━━━ SOURCE MATERIAL ━━━

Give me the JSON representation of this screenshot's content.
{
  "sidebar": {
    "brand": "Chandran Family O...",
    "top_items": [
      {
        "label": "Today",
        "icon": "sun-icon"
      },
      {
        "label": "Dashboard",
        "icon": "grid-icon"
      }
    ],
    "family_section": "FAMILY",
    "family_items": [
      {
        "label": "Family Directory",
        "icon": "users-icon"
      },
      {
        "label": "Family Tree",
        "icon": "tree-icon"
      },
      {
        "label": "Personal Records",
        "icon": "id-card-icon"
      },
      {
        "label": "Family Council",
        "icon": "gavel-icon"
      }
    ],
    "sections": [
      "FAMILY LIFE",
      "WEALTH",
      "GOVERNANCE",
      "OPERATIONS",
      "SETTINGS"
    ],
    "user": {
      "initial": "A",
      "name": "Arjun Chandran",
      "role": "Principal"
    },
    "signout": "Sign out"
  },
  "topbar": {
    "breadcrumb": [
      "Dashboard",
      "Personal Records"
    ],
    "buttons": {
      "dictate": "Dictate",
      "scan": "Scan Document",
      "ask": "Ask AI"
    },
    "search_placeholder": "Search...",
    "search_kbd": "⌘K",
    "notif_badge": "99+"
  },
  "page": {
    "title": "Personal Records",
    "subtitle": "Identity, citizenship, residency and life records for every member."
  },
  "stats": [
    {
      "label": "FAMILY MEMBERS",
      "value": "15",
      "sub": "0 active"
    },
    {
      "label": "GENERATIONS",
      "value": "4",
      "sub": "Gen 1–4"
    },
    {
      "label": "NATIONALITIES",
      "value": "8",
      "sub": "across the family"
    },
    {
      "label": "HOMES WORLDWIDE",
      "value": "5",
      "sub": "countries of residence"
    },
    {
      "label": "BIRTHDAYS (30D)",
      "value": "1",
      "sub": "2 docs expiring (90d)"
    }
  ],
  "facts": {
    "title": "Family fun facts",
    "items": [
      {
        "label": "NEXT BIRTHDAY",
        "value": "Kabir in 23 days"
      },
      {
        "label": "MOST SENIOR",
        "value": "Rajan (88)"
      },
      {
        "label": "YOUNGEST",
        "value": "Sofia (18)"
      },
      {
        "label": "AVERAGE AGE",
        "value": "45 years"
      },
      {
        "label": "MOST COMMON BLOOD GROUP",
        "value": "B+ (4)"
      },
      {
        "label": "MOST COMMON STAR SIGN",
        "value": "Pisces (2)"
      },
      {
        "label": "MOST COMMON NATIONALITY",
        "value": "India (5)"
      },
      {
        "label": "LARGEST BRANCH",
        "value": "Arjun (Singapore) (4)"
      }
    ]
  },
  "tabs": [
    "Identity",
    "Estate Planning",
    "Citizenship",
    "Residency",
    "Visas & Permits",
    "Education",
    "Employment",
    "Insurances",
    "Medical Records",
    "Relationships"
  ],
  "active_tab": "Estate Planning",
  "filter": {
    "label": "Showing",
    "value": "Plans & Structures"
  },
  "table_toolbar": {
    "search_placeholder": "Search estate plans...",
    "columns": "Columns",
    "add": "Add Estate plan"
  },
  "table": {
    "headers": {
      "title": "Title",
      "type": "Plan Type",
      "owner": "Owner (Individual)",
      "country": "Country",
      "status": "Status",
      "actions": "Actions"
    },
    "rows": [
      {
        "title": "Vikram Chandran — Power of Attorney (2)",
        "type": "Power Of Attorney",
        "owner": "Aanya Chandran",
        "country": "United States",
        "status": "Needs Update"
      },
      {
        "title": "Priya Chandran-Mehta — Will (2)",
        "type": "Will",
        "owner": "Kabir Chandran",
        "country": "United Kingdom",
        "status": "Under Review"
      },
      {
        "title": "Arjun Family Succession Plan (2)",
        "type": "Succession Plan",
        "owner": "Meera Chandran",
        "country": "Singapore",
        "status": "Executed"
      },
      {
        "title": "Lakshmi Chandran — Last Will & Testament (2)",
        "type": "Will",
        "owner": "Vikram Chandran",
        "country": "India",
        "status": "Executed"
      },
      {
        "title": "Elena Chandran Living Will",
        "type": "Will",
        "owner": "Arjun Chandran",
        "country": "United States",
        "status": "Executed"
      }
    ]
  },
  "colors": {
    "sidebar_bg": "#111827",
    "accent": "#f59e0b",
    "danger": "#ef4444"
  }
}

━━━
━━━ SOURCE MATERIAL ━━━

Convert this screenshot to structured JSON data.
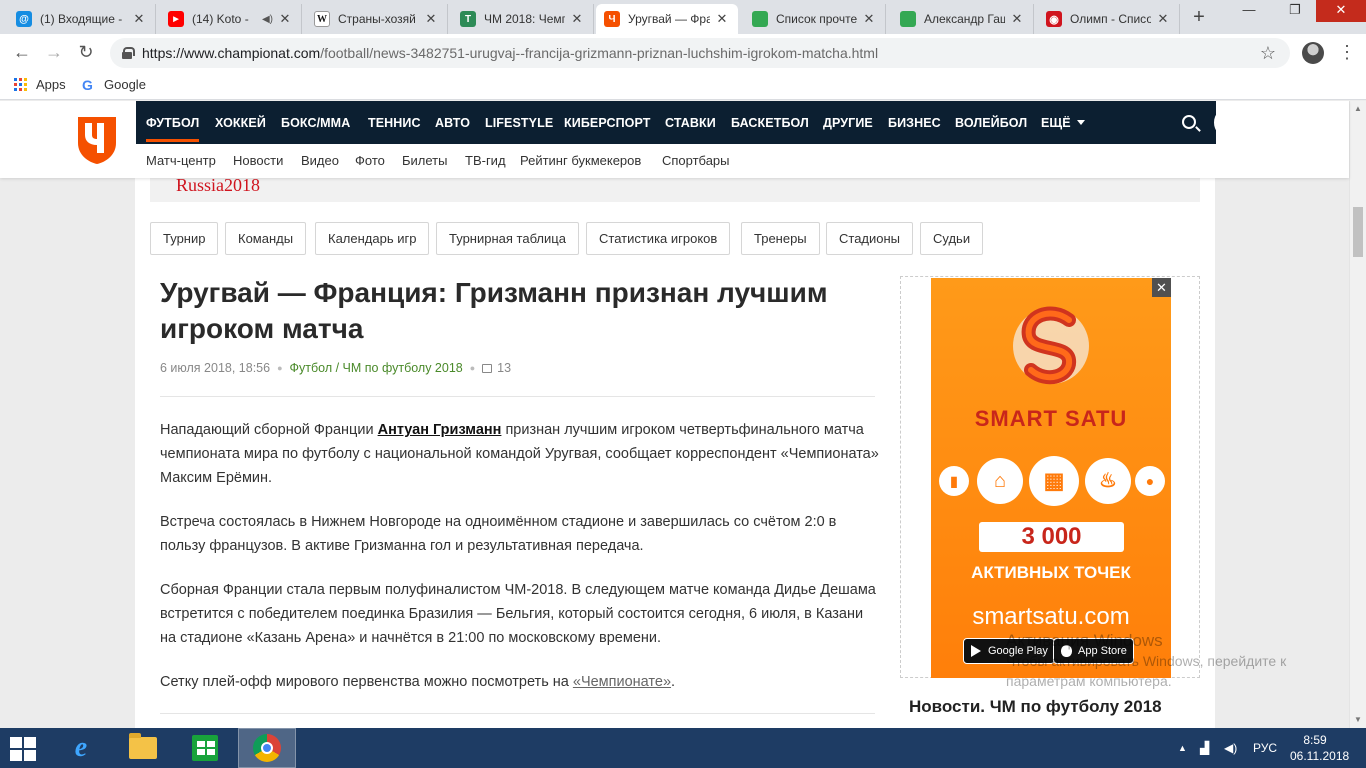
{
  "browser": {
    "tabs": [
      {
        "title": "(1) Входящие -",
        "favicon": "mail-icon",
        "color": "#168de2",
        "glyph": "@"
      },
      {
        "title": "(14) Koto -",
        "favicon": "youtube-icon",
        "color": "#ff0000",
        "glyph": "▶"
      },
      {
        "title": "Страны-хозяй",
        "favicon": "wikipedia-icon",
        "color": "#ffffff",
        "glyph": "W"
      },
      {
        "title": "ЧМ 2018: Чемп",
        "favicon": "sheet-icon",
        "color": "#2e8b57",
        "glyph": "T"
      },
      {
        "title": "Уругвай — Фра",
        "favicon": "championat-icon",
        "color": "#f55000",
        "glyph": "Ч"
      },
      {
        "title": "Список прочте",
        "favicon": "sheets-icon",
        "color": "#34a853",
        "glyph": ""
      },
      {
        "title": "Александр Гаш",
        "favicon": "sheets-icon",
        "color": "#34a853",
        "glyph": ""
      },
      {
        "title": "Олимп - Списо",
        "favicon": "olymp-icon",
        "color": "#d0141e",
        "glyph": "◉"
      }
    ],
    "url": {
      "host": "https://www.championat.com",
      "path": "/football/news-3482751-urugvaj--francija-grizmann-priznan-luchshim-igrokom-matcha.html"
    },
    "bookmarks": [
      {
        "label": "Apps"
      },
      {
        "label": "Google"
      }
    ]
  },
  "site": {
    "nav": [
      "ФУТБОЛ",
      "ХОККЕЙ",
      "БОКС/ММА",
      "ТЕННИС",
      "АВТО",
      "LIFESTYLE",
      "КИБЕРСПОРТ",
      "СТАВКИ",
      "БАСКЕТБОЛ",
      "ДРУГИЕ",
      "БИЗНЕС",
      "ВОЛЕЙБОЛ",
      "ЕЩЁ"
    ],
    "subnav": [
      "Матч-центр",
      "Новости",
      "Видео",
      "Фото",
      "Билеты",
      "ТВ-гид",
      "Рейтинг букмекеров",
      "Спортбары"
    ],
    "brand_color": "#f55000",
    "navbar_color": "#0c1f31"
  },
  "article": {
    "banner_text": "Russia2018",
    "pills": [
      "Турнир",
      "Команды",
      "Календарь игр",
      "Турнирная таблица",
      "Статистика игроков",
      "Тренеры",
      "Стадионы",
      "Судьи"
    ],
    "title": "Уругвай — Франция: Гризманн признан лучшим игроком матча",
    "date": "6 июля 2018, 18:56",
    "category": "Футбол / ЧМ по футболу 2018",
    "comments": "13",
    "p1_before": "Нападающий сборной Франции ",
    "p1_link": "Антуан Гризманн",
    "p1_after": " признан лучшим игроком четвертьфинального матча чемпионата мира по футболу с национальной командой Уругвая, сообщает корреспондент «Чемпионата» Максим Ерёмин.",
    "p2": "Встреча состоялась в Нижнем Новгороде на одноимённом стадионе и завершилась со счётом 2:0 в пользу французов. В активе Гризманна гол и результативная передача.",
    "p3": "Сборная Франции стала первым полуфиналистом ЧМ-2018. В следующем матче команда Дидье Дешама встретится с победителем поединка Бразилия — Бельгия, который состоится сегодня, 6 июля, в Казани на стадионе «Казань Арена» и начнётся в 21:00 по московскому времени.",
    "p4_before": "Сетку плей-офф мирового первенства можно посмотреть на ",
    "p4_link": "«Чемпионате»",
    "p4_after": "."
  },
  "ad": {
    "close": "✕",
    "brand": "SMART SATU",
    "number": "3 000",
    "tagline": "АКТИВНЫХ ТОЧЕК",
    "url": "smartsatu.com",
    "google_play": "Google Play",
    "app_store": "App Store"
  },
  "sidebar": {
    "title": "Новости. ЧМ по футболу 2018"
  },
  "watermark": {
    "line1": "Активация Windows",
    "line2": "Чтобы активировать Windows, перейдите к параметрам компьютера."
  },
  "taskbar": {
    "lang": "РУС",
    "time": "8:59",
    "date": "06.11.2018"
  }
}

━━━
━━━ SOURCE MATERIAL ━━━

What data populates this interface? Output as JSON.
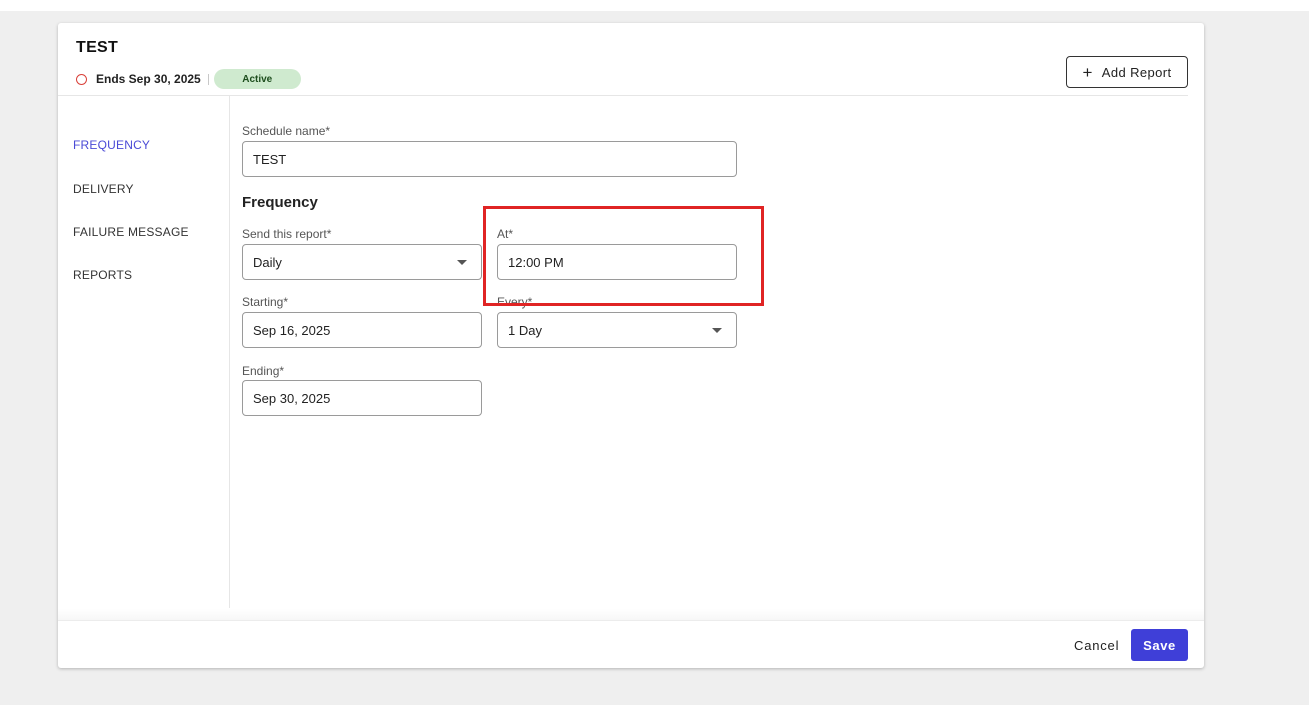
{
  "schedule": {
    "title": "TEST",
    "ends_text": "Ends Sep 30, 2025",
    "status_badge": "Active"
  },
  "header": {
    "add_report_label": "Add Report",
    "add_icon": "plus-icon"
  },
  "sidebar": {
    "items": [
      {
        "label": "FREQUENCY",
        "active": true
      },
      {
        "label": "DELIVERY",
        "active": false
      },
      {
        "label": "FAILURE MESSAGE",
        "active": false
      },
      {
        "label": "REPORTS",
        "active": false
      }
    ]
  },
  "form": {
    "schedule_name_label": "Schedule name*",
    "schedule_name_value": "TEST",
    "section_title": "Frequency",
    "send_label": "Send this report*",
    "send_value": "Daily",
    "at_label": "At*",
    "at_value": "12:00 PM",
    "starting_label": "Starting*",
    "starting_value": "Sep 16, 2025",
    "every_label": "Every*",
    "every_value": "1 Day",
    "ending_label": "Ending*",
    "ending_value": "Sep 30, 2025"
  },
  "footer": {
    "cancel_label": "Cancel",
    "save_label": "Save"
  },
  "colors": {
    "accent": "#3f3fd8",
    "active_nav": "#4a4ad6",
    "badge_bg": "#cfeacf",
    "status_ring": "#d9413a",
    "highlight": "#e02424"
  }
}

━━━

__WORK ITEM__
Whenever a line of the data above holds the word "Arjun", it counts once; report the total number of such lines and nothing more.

__OUTPUT OF THE TASK__
4